§ Task details
Restate word for word the span that opens with the line containing "Enumerate this screenshot's" and closes with the final line of the data; give only those lines.

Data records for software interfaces
◆ ◆ ◆ ◆ ◆

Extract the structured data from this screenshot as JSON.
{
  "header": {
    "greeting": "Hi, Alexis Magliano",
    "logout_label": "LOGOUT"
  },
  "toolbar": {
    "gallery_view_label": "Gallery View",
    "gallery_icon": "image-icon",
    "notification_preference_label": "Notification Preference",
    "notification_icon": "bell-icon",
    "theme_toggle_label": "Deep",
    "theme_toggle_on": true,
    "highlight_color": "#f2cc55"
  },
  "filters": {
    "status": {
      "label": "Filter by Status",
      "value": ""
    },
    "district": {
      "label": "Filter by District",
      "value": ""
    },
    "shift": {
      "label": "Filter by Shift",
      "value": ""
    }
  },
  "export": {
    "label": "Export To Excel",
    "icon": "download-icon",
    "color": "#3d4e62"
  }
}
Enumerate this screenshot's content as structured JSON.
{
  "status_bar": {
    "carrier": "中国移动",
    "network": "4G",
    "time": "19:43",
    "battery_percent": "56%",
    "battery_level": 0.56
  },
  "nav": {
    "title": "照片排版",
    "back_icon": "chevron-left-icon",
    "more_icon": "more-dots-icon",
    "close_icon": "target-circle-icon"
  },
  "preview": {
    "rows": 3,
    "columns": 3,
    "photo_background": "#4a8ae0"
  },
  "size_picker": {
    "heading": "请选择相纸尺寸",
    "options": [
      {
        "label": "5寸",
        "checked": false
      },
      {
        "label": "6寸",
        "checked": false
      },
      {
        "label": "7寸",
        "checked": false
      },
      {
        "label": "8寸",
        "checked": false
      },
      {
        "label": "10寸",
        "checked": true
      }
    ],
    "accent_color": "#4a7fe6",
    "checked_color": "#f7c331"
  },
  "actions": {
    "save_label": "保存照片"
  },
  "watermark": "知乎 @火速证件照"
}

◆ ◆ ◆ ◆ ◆

§ Finished task
Enumerate this screenshot's content as structured JSON.
{
  "status_bar": {
    "carrier": "中国移动",
    "network": "4G",
    "time": "19:43",
    "battery_percent": "56%",
    "battery_level": 0.56
  },
  "nav": {
    "title": "照片排版",
    "back_icon": "chevron-left-icon",
    "more_icon": "more-dots-icon",
    "close_icon": "target-circle-icon"
  },
  "preview": {
    "rows": 3,
    "columns": 3,
    "photo_background": "#4a8ae0"
  },
  "size_picker": {
    "heading": "请选择相纸尺寸",
    "options": [
      {
        "label": "5寸",
        "checked": false
      },
      {
        "label": "6寸",
        "checked": false
      },
      {
        "label": "7寸",
        "checked": false
      },
      {
        "label": "8寸",
        "checked": false
      },
      {
        "label": "10寸",
        "checked": true
      }
    ],
    "accent_color": "#4a7fe6",
    "checked_color": "#f7c331"
  },
  "actions": {
    "save_label": "保存照片"
  },
  "watermark": "知乎 @火速证件照"
}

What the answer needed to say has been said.